“We value education because we are knowers by nature, having been created by God to know him, know ourselves, and know his world… Like everything else in God’s world, therefore, education is something that can (and must!) be undertaken to the glory of God.” ~Doug Ponder
As you think back over your years in school, chances are you easily recall favorite, unforgettable teachers who inspired, encouraged, challenged or motivated you. Few careers are as important or rewarding as those found under the vast umbrella of education! Many who major in education possess a sense of calling somewhat unique to this helping profession where the goal is to effectively teach others and develop the minds of young learners. Often subdivided by specific age categories such as early childhood, elementary and secondary (high school), an education major is designed to hone your teaching skills in multiple subject areas and equip you to work effectively with a wide variety of ages and learning styles. In this major, you will learn how to successfully formulate lesson plans, manage a classroom and attain teacher certification. If you are fascinated by the process of learning, enjoy instructing others and love spending time with children, then a major in education may be a perfect fit for you!
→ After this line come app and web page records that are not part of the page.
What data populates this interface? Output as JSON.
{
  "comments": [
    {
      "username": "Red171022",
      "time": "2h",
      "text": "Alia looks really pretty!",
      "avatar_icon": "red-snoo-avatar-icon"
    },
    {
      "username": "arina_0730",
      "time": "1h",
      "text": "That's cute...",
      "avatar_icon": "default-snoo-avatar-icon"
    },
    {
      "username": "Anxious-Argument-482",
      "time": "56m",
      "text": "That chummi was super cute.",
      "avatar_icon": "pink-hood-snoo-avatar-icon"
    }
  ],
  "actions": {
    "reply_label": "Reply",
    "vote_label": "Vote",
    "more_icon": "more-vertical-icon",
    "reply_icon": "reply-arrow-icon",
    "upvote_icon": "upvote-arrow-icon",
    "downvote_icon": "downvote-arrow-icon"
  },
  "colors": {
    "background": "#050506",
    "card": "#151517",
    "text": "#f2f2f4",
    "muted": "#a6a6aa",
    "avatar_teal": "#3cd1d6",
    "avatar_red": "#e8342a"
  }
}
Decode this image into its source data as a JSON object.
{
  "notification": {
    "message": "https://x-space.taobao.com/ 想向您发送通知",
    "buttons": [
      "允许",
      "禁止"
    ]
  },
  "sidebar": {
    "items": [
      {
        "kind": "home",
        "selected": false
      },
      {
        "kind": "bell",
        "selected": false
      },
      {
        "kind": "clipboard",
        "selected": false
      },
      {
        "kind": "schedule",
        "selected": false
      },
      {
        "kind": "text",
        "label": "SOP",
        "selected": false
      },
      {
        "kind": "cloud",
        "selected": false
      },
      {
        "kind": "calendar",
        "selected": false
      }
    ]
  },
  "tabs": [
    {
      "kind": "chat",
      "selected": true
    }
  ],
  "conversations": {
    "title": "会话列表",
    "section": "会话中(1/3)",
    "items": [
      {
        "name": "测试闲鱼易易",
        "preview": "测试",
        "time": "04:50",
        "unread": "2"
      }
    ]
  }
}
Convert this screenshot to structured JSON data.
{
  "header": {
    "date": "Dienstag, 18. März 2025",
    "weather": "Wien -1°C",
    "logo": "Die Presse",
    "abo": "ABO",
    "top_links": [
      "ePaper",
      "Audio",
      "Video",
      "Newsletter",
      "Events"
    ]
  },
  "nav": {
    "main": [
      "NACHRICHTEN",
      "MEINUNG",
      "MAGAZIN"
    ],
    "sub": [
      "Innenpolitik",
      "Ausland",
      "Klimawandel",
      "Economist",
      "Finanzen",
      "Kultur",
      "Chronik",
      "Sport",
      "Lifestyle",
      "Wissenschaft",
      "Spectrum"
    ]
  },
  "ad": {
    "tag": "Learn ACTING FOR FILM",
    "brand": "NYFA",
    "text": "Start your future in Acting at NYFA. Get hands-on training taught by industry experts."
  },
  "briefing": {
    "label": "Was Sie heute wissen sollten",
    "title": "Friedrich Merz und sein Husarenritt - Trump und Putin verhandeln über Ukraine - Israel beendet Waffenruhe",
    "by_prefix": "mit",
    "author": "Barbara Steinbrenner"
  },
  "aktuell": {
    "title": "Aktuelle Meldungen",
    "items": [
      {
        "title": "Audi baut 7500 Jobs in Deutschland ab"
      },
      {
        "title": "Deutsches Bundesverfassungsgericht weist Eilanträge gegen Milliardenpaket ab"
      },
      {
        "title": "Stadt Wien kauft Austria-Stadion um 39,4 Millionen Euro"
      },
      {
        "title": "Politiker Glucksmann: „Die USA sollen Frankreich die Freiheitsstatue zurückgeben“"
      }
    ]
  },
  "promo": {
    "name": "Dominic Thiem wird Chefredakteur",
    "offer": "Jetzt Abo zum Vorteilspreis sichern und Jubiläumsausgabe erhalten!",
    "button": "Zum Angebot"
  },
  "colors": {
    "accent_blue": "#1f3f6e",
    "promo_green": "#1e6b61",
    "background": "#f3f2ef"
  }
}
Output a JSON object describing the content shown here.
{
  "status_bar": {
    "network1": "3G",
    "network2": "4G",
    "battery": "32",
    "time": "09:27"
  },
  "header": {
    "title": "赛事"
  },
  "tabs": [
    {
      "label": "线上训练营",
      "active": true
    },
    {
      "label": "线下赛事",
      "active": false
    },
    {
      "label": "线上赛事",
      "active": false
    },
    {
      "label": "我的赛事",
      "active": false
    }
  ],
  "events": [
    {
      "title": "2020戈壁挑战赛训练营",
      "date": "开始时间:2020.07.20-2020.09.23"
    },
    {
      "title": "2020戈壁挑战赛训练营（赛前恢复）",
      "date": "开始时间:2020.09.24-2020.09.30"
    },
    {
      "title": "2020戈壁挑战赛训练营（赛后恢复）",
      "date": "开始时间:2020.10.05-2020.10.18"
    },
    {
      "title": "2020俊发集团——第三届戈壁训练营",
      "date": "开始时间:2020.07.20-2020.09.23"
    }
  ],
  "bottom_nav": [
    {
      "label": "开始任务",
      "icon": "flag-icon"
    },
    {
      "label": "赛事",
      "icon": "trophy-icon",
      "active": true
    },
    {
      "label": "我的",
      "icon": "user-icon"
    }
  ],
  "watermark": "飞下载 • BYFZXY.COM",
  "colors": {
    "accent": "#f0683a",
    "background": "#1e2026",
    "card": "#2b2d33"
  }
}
Beyond these passions, what are some of the other traits needed in order to flourish as an education major? New technologies and teaching techniques are constantly being developed, research sheds light on how we learn best, and schools and government work to implement ever-changing standards of education. In order to keep up with all these changes, it’s imperative to be an enthusiastic lifelong learner yourself. Teachers who do not keep growing become stagnant and ineffective, so flexibility, creativity and adaptability are important! Since education entails juggling many “moving pieces” like planning, instructing, grading and administrating, strong organizational skills are imperative, as well. Good communication skills are also a must. The effective relaying of information occurs during classroom instruction, but also when working on a broader team of administrators, educators, and parents. Finally, compassion and patience are essential in a profession that is highly relational, demanding and filled with diverse learners with varying academic, social, emotional and physical needs.
As an education major, you can expect to take core classes in math, science, English and writing and then complete classes on pedagogy (teaching methods and practice) as it relates to these same subjects. You will engage in hands-on teaching exercises and spend time observing teachers in a variety of classroom settings. You will conclude your college experience with a semester of student teaching. Other courses you will likely take include:
Once you have your education degree, the career opportunities are ever-expanding. Teachers are needed in private, public, charter, Christian and alternative school settings. You may be hired by an online school, as an adult educator, private tutor or have opportunity to teach abroad. If teaching to a classroom of students is not your thing, consider an educational degree in a related area such as:
If you feel excited about the idea of truly making a difference in the lives of others and impacting future generations, then perhaps God is nudging you towards a major in education!